GOAL OF THE EXERCISE. Below are records. Find each line in them that holds the word "think" and copy it.

RECORDS FOR THE TASK.

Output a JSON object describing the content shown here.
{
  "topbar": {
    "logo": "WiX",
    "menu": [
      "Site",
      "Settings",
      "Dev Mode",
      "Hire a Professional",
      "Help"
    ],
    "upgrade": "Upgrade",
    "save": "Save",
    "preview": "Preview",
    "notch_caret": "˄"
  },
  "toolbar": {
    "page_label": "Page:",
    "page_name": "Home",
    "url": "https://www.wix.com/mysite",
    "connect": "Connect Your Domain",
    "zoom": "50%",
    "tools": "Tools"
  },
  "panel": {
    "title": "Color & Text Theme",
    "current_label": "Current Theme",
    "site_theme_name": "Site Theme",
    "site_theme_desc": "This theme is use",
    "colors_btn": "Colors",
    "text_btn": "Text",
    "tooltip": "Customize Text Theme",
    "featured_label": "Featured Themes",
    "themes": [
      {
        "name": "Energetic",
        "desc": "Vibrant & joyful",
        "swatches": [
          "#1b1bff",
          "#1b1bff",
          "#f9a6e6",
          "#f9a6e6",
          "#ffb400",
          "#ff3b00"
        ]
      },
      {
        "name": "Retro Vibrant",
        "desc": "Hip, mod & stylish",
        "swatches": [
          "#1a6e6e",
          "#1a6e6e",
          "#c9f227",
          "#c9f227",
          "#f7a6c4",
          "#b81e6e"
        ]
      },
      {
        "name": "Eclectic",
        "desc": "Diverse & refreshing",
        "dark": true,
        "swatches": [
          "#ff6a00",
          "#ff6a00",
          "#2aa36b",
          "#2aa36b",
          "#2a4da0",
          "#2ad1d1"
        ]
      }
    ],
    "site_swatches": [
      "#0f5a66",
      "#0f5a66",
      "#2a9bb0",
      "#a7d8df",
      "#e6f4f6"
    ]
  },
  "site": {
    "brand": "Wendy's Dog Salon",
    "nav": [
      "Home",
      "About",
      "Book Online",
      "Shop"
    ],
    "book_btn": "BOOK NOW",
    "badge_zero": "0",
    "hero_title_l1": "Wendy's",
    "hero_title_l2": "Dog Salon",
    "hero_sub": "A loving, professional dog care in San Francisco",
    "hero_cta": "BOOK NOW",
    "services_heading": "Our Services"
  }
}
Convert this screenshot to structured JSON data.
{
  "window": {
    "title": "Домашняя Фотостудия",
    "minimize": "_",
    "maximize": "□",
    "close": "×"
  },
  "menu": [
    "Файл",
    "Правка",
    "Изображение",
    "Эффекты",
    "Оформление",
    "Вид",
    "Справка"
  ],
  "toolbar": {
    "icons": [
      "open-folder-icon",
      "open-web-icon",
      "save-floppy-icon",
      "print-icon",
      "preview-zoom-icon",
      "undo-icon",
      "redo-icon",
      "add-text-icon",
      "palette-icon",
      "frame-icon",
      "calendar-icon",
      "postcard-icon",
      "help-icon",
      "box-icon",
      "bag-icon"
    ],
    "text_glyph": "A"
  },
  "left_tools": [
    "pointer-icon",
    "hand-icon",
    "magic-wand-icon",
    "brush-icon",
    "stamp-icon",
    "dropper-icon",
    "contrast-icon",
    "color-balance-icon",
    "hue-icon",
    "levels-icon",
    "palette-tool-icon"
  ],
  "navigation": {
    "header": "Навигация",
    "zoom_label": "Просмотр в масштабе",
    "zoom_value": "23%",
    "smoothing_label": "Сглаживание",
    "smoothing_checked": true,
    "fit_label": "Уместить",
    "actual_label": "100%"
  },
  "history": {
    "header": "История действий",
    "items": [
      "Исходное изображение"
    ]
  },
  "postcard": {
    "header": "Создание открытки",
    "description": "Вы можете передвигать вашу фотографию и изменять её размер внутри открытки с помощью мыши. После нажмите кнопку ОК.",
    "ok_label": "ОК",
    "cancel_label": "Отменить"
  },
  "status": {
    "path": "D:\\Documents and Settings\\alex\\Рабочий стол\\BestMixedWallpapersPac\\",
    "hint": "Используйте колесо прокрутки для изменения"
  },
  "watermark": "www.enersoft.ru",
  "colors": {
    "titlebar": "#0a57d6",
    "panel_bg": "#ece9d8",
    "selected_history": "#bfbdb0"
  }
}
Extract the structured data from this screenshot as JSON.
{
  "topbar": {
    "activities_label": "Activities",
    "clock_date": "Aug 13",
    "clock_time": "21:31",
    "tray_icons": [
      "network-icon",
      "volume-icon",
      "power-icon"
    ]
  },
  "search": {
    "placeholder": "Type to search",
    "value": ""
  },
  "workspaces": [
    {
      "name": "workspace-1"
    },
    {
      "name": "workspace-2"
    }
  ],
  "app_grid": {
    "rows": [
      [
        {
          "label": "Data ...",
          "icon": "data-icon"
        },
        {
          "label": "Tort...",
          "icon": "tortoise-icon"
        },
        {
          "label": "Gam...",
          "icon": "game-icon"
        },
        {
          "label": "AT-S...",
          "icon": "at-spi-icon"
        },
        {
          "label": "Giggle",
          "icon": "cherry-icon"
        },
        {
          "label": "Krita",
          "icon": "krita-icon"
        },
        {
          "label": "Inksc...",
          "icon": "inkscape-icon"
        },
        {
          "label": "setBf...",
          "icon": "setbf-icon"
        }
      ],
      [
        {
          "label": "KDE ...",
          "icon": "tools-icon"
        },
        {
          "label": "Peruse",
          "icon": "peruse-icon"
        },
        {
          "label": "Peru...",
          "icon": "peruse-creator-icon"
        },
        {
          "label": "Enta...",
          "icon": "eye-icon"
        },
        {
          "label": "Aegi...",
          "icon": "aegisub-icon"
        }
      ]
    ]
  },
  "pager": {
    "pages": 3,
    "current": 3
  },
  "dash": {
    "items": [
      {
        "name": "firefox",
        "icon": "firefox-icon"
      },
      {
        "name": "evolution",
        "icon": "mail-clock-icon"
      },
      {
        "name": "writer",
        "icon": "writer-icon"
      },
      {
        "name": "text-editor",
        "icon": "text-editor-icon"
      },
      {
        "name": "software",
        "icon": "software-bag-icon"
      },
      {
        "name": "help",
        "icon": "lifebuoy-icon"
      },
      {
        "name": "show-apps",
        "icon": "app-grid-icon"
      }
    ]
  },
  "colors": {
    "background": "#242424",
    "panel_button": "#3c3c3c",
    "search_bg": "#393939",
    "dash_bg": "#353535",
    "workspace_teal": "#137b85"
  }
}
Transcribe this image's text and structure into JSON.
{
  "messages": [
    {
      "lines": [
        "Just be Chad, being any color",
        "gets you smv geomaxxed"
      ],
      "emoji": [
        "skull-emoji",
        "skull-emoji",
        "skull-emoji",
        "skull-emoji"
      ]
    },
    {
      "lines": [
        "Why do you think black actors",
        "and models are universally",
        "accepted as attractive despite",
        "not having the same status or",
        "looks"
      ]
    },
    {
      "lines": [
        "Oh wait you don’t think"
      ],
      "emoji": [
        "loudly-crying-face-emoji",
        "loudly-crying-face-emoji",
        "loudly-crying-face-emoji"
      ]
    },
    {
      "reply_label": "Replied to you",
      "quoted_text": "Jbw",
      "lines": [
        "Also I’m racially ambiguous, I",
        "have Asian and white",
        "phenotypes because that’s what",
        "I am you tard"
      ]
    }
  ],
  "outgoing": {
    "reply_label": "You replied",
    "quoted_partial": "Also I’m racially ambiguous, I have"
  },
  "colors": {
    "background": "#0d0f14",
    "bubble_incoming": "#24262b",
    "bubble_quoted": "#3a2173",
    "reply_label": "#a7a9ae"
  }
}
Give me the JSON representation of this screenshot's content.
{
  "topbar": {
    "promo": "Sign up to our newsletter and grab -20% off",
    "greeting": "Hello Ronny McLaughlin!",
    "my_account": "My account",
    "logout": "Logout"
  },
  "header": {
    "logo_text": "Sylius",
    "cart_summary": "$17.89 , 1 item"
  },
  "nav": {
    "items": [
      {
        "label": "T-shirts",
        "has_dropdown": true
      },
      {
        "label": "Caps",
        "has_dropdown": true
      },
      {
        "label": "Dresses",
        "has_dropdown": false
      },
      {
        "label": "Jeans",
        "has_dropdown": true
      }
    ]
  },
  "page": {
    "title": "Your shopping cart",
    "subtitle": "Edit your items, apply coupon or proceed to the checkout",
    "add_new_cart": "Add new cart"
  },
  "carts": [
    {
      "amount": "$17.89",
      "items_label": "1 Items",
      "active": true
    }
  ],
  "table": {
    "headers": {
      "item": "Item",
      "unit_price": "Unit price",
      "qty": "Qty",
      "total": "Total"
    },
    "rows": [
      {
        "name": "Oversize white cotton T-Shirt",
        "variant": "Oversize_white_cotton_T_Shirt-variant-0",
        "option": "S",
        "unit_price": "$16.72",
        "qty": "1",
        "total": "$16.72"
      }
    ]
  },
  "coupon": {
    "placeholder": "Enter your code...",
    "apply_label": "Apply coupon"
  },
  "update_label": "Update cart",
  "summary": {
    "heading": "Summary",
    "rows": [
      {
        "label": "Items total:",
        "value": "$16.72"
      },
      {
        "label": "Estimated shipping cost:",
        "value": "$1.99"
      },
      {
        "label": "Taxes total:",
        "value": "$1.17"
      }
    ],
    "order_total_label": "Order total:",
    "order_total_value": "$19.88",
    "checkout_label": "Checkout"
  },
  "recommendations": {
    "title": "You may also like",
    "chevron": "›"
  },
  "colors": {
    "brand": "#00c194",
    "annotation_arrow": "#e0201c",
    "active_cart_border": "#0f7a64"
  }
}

SOLUTION TO THIS EXERCISE.
        "Why do you think black actors",
        "Oh wait you don’t think"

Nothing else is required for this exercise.